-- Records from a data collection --
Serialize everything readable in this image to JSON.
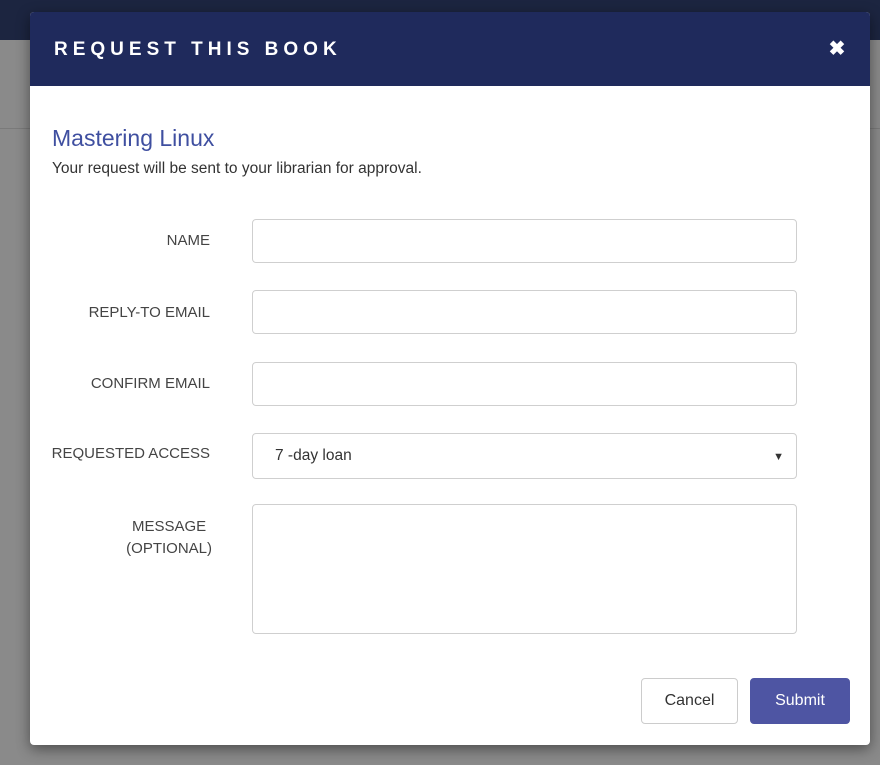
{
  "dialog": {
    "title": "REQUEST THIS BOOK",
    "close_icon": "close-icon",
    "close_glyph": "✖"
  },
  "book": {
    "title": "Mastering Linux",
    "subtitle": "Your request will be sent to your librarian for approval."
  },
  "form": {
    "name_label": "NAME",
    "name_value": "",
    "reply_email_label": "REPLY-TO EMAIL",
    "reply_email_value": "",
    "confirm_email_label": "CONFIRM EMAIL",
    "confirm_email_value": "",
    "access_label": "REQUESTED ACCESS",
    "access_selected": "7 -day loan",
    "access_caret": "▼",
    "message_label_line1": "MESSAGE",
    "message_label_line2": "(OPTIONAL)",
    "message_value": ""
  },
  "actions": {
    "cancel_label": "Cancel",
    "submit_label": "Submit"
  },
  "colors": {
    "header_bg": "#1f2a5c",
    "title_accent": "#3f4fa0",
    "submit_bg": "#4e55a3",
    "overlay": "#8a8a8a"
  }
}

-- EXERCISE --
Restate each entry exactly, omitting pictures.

-- EXERCISE RESULT --
Serialize everything readable in this image to JSON.
{
  "dialog": {
    "title": "REQUEST THIS BOOK",
    "close_icon": "close-icon",
    "close_glyph": "✖"
  },
  "book": {
    "title": "Mastering Linux",
    "subtitle": "Your request will be sent to your librarian for approval."
  },
  "form": {
    "name_label": "NAME",
    "name_value": "",
    "reply_email_label": "REPLY-TO EMAIL",
    "reply_email_value": "",
    "confirm_email_label": "CONFIRM EMAIL",
    "confirm_email_value": "",
    "access_label": "REQUESTED ACCESS",
    "access_selected": "7 -day loan",
    "access_caret": "▼",
    "message_label_line1": "MESSAGE",
    "message_label_line2": "(OPTIONAL)",
    "message_value": ""
  },
  "actions": {
    "cancel_label": "Cancel",
    "submit_label": "Submit"
  },
  "colors": {
    "header_bg": "#1f2a5c",
    "title_accent": "#3f4fa0",
    "submit_bg": "#4e55a3",
    "overlay": "#8a8a8a"
  }
}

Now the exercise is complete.